**TASK MATERIAL:**
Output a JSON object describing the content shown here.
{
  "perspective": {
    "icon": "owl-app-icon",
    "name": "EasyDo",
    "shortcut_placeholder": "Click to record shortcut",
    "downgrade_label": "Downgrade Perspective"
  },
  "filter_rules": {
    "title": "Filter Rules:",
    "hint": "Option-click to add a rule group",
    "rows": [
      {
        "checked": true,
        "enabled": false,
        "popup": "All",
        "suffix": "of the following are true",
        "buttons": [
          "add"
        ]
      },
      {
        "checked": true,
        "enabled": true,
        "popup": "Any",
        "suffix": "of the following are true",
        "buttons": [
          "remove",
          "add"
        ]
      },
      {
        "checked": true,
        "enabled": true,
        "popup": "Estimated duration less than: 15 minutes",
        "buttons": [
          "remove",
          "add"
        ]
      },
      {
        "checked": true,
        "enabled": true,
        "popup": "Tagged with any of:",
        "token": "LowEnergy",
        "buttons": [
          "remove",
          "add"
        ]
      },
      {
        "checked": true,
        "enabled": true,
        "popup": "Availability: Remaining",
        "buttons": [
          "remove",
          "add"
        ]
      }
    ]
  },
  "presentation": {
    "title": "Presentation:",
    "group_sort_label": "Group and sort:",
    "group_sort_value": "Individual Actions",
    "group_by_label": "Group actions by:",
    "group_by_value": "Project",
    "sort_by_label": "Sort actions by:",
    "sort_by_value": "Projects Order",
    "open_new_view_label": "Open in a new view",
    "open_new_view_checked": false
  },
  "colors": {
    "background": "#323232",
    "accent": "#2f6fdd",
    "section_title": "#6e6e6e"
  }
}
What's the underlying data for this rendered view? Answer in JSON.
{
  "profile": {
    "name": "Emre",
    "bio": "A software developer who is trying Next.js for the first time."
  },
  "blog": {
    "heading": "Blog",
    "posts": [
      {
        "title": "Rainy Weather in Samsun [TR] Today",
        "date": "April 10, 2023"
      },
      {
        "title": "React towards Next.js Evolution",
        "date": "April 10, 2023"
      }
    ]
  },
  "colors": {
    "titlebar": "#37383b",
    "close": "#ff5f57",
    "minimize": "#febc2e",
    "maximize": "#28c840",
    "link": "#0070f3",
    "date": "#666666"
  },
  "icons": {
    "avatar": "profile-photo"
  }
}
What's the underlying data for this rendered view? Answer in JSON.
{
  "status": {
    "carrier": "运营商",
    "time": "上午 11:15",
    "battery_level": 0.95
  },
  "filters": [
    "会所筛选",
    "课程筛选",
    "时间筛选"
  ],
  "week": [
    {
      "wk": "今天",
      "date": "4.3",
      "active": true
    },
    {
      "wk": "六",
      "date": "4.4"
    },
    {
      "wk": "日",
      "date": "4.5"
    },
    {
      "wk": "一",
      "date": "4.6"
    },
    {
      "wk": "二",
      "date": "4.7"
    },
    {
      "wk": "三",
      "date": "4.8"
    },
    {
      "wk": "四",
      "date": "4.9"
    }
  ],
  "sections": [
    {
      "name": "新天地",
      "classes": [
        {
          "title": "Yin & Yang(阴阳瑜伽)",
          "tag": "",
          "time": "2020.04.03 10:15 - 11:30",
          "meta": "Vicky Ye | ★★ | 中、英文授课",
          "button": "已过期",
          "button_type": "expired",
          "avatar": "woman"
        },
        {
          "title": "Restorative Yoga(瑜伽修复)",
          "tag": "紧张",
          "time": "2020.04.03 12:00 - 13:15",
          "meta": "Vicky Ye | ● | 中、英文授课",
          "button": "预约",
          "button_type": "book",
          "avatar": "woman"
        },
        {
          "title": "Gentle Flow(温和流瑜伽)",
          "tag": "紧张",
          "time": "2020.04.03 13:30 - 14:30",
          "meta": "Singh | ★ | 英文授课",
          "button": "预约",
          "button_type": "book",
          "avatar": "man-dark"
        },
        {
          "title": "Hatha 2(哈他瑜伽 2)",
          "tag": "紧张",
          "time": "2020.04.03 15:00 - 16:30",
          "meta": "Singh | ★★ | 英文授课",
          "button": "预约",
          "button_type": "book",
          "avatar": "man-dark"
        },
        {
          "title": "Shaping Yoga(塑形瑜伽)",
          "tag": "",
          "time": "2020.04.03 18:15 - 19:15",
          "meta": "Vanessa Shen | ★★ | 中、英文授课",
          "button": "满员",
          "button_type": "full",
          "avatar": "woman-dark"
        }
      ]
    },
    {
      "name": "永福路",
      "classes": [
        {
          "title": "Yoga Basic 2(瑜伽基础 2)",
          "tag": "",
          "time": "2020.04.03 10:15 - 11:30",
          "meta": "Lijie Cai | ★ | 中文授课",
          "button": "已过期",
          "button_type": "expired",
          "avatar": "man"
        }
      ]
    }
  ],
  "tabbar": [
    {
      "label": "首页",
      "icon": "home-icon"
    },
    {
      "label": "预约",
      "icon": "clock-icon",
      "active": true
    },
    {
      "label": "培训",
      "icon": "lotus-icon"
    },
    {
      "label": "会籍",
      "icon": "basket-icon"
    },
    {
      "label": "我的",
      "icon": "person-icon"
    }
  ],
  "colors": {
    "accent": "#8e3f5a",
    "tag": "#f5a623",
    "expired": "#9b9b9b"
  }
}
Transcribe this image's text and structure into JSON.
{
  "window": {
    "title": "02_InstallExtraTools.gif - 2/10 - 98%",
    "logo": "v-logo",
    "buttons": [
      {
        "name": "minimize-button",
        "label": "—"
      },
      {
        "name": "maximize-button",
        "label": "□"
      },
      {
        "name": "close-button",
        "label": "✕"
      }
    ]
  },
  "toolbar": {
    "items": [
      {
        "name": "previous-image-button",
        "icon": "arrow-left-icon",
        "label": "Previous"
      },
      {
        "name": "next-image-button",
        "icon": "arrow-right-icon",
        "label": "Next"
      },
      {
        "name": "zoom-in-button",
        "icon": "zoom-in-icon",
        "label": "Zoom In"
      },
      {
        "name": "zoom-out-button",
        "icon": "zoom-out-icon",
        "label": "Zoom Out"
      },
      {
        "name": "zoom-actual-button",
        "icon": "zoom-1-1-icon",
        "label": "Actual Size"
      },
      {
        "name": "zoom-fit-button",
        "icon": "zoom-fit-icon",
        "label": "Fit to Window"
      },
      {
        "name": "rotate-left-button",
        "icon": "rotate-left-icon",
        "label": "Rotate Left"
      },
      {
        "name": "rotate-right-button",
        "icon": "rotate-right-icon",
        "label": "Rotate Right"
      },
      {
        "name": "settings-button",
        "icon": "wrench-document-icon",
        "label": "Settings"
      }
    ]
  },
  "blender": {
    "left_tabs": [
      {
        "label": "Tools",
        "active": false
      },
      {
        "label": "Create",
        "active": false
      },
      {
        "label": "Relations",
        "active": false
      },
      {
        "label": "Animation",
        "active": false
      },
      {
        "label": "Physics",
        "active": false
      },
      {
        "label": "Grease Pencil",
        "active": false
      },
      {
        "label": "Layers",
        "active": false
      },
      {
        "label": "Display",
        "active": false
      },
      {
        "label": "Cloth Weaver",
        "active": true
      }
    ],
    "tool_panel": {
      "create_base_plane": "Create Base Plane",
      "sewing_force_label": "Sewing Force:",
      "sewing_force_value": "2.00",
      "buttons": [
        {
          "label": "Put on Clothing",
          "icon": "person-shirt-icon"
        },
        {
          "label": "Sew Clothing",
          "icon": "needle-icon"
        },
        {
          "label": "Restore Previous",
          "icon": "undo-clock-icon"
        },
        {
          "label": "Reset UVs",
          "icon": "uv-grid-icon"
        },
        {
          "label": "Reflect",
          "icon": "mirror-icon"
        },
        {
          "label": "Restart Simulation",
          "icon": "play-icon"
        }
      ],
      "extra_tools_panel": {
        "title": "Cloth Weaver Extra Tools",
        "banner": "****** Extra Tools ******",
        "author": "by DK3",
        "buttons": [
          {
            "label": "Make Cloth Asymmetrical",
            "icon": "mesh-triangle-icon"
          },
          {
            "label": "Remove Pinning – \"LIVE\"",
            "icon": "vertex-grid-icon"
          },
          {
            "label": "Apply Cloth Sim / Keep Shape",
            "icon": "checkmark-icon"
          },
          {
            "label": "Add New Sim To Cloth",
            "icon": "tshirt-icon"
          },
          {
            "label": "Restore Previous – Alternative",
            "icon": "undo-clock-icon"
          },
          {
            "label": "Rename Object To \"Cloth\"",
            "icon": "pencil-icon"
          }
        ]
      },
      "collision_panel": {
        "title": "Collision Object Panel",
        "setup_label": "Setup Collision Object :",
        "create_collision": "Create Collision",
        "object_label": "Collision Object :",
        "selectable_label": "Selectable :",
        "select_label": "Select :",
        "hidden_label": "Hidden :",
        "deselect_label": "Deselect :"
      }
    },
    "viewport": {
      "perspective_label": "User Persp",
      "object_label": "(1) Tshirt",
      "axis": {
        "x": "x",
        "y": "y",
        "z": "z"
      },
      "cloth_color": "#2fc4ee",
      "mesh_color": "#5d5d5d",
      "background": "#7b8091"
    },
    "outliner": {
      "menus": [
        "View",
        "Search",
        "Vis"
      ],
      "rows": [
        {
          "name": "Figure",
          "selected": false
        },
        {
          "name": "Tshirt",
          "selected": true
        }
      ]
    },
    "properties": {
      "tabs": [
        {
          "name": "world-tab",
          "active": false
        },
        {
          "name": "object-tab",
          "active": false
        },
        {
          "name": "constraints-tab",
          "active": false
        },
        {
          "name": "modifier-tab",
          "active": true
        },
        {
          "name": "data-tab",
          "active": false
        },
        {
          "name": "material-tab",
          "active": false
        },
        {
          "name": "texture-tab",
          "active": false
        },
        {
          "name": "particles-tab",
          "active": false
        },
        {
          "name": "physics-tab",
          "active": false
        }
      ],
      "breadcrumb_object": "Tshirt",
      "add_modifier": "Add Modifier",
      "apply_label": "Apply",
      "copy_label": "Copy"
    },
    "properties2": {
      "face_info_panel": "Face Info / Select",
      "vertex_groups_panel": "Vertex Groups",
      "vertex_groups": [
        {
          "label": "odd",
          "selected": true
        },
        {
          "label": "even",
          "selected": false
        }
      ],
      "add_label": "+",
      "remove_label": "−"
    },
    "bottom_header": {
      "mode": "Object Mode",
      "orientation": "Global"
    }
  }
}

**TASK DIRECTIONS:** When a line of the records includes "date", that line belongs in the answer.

**SOLUTION:**
        "date": "April 10, 2023"
        "date": "April 10, 2023"
    "date": "#666666"
      "date": "4.3",
      "date": "4.4"
      "date": "4.5"
      "date": "4.6"
      "date": "4.7"
      "date": "4.8"
      "date": "4.9"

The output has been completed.